Watson: Yes. And I was just meeting with that team yesterday and I have to say the registration numbers are already very impressive. So, I think there's still some early bird seats out there. Search on Information on Demand 2011 if you're interested because there's going to be a big crowd just as there was last year. And maybe even bigger.
But there's also going to be some pretty stellar tracks. I think they're simplifying the tracks to make it easier to kind of get your head around which area or schedule you wanted to follow. So, that's good. And of course, you and I will be there talking to a lot of the stalwarts again, which I'm very much looking forward to.
developerWorks: And of course, we always have more to talk about, but we probably ought to save it for our next one since we're running out of time here. Todd, a pleasure. And who knows?
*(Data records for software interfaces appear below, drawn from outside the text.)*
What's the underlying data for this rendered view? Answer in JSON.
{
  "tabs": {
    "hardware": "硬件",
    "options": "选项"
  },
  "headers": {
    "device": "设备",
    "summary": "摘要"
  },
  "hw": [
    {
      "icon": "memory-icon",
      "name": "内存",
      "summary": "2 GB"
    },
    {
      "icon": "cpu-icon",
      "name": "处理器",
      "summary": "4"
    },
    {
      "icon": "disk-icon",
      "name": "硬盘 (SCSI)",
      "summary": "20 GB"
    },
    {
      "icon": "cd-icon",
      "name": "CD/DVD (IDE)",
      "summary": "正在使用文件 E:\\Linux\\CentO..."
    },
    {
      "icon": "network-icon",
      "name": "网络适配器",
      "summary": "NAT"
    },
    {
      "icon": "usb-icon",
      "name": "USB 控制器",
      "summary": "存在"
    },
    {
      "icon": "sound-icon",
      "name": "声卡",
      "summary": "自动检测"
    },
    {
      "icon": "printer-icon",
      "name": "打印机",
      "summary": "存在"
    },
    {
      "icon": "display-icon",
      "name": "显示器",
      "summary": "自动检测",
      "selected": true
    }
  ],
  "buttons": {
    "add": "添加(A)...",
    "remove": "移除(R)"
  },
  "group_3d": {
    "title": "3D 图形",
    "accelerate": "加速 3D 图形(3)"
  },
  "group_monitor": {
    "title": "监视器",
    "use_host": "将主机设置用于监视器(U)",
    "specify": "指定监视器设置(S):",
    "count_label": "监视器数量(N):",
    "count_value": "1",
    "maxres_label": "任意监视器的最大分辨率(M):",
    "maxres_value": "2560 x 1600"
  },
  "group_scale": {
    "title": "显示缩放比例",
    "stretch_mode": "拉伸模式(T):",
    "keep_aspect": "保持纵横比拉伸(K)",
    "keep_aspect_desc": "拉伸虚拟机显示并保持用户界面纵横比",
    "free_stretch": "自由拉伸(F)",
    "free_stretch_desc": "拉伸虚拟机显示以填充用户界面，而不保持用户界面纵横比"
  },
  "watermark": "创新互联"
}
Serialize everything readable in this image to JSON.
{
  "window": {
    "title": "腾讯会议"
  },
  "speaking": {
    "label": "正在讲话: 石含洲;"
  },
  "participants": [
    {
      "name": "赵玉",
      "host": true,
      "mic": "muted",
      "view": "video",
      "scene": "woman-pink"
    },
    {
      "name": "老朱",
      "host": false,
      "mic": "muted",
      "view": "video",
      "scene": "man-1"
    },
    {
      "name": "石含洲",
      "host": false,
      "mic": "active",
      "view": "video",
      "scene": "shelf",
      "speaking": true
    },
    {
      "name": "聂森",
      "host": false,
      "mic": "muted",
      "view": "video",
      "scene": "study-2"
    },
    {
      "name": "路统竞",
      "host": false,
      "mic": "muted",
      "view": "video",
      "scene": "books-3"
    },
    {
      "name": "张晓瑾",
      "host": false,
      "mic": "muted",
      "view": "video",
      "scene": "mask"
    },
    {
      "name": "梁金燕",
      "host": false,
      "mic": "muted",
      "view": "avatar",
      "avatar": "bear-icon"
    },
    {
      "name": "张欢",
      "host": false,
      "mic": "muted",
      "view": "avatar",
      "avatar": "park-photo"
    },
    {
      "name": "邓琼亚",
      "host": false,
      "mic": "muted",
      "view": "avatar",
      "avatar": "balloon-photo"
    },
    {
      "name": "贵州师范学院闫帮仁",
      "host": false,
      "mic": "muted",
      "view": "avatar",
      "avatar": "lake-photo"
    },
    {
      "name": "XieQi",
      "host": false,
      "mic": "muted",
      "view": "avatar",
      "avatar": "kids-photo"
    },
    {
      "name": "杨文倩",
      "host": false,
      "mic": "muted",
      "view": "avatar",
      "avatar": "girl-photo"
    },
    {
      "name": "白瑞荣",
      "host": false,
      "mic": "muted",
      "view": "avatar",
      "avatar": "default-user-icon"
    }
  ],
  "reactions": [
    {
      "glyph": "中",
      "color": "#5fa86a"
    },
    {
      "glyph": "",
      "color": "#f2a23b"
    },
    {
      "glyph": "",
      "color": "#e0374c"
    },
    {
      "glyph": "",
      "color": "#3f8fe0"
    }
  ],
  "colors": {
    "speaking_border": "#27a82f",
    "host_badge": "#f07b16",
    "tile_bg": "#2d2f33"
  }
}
I might actually see you in this town that we both live in.
Watson: I don't go outside until the summer ends, so.
developerWorks: We don't have any plans, but we do know there's a local event coming up here pretty soon with the Austin Entrepreneurs Group that IBM is a part of and we have great speakers coming in. I think there's something end of the month coming up there, so maybe we'll run into each other there.
Watson: All right.
developerWorks: Will you be wearing that red shirt so I will recognize you?
Watson: You know? I've got a blue one and a gray one, too. [LAUGHTER]
developerWorks: Okay, man. Thanks. Have a good day.
Watson: All right.
developerWorks: Again, Todd "Turbo" Watson, IBM technology evangelist. As you heard, he's been around here a long time and seen a lot of great evolution with the company and just has a great perspective he always brings.
I'm Scott Laningham. This is the developerWorks podcast. Again, developerWorks is IBM's premier resource for software developers with tools, source and education on IBM products and open standards technology. Find as at ibm.com/developerWorks.